It’s hard to properly contextualize the elements of Baby Driver that work because so much is reliant on the interplay of images with audio. The film’s opening scene, a smoothly choreographed heist, is conducted like a symphony. The characters get out of the car, glide to the trunk and extract their weapons with more flair than Emma Stone and Ryan Gosling. At various points throughout, the sound of gunfire is syncopated with the non-diegetic music. Baby’s poignant relationship with Joe is wrapped up within the lack of hearing, and how dialogue becomes paramount while ironically being presented via sign language and subtitles. Wright plays with how movies utilize audio and how audiences play with sound. As Baby dances through the streets of Atlanta, the lyrics of the song are slyly inserted into the frame for a Where’s Waldo sing-along.
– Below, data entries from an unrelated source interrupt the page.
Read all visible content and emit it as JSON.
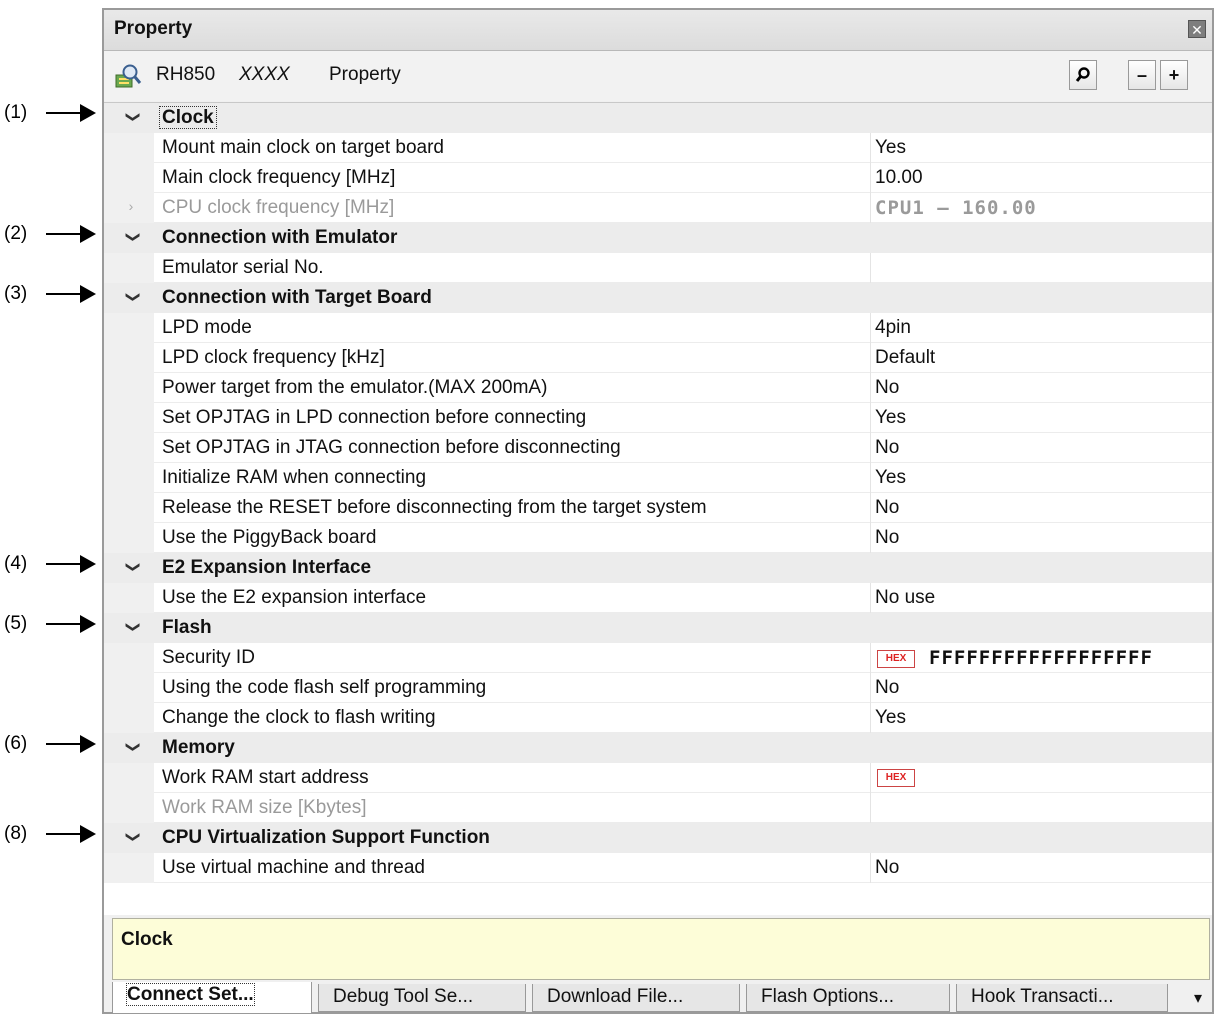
{
  "callouts": [
    "(1)",
    "(2)",
    "(3)",
    "(4)",
    "(5)",
    "(6)",
    "(8)"
  ],
  "panel": {
    "title": "Property"
  },
  "toolbar": {
    "device": "RH850",
    "model": "XXXX",
    "label": "Property",
    "minus": "–",
    "plus": "+"
  },
  "categories": {
    "clock": "Clock",
    "emulator": "Connection with Emulator",
    "target": "Connection with Target Board",
    "e2": "E2 Expansion Interface",
    "flash": "Flash",
    "memory": "Memory",
    "cpuvirt": "CPU Virtualization Support Function"
  },
  "props": {
    "mount_main_clock": {
      "name": "Mount main clock on target board",
      "value": "Yes"
    },
    "main_clock_freq": {
      "name": "Main clock frequency [MHz]",
      "value": "10.00"
    },
    "cpu_clock_freq": {
      "name": "CPU clock frequency [MHz]",
      "value": "CPU1 – 160.00"
    },
    "emulator_serial": {
      "name": "Emulator serial No.",
      "value": ""
    },
    "lpd_mode": {
      "name": "LPD mode",
      "value": "4pin"
    },
    "lpd_clock": {
      "name": "LPD clock frequency [kHz]",
      "value": "Default"
    },
    "power_target": {
      "name": "Power target from the emulator.(MAX 200mA)",
      "value": "No"
    },
    "opjtag_lpd": {
      "name": "Set OPJTAG in LPD connection before connecting",
      "value": "Yes"
    },
    "opjtag_jtag": {
      "name": "Set OPJTAG in JTAG connection before disconnecting",
      "value": "No"
    },
    "init_ram": {
      "name": "Initialize RAM when connecting",
      "value": "Yes"
    },
    "release_reset": {
      "name": "Release the RESET before disconnecting from the target system",
      "value": "No"
    },
    "piggyback": {
      "name": "Use the PiggyBack board",
      "value": "No"
    },
    "use_e2": {
      "name": "Use the E2 expansion interface",
      "value": "No use"
    },
    "security_id": {
      "name": "Security ID",
      "value": "FFFFFFFFFFFFFFFFFF"
    },
    "code_flash_self": {
      "name": "Using the code flash self programming",
      "value": "No"
    },
    "change_clock": {
      "name": "Change the clock to flash writing",
      "value": "Yes"
    },
    "work_ram_start": {
      "name": "Work RAM start address",
      "value": ""
    },
    "work_ram_size": {
      "name": "Work RAM size [Kbytes]",
      "value": ""
    },
    "virtual_machine": {
      "name": "Use virtual machine and thread",
      "value": "No"
    }
  },
  "hex_badge": "HEX",
  "description": "Clock",
  "tabs": [
    "Connect Set...",
    "Debug Tool Se...",
    "Download File...",
    "Flash Options...",
    "Hook Transacti..."
  ],
  "tab_more": "▾",
  "icons": {
    "toolbar": "property-search-icon",
    "search": "magnifier-icon",
    "close": "close-icon",
    "expanded": "chevron-down-icon",
    "collapsed": "chevron-right-icon"
  }
}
With a multitude of film inspirations it’s remarkable that Baby Driver is as smooth as the car scenes. The action and comedy are balletic in their unity, with laughs coming as quickly as Baby’s turns around a street corner. The action is tight and suspenseful, yet Wright injects his patented brand of humor that usually manifests in stressful situations. As a director Wright has matured immensely and Baby Driver is easily his most accomplished film.
Baby Driver is the must-see summer film in a world gone to tired franchises. Action-packed, hysterical, expertly composed and downright cool, this is a movie that leaves you smiling and singing.